Personal security is therefore a big challenge for the members of his fledgling organisation. Operation Dudula and other racist organisations have actually infiltrated their WhatsApp groups. “So security is a big challenge,” says Dr Mckinley.
As new as KAAX is, it has already begun to attract its enemies – and it’s not just xenophobic groups they face threats from. They are burgeoned by the same government officials who spurred them on in the first place.
“The approach of the government, particularly the Department of Home Affairs and the police, is simply to try to be dismissive,” says Dr. McKinley. Motsoaledi laughed off KAAX’s call for his removal from office, calling into question the organisation’s right to even hold an opinion on South African politics given that they “harbour those from other countries.”
When the government isn’t dismissive, it is aggressive. Dr. McKinley decries “the use of state machinery,” as he tells me about the stepped-up police raids in central Johannesburg following the march. Police, home affairs officials and groups like Operation Dudula have recently doubled down in their efforts to raid foreign-owned businesses in central Johannesburg. This is where we see all contingents of aggressors towards KAXX working in unison: in challenging them, KAAX faces a Goliath task.
While the state officially claims there is no xenophobia in South Africa, what happens on the ground tells a different story.
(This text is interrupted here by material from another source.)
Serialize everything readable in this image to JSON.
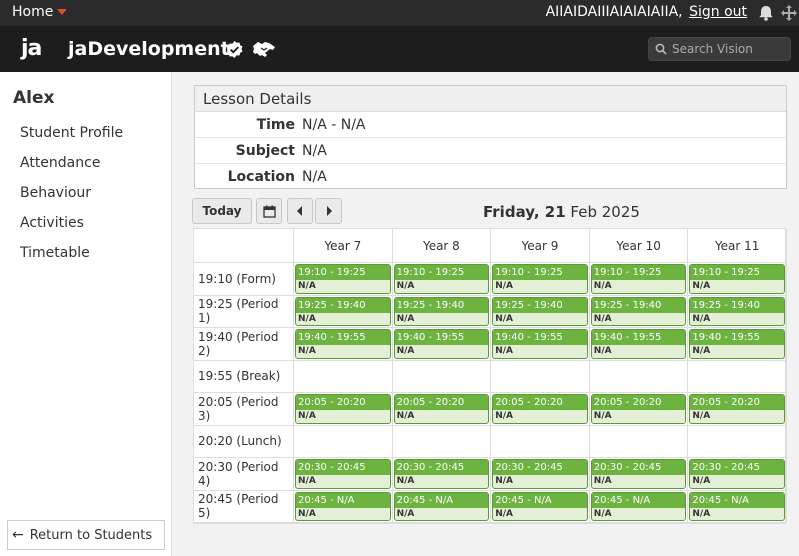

As much as the police promise to investigate incidences of xenophobia, there is hardly any justice delivered to the victims. Dr. McKinley laments that nationality has become the latest test for existence in South Africa as police unashamedly sympathise with Operation Dudula.
In spite of the challenges they face, when I ask Dr. Mckinley what the future looks like for the organisation, heenthusiastically expresses their intention to contest public opinion and continue to fight against unfounded xenophobia.
He also pledges to carry on providing practical solidarity support to victims of xenophobia. Beyond that, he says: “KAAX is engaged in pushing back against the recently passed legislation against foreigners, which unfairly reserves jobs for South Africans.” Ultimately, KAAX aims to create a unifying space where society can expressly distance itself from prejudices against foreigners.
There is no denying that KAAX has a long way to go. What matters is that it has made the first step. Following the symbolic overturning of the ban on their march, I trust that they keep believing that all adversity is there to be conquered and that even the seemingly invincible Operation Dudula can be aligned with the voice of reason. Only such a consistent belief will result in humanity marching for the cause of humanity, even beyond the borders of South Africa.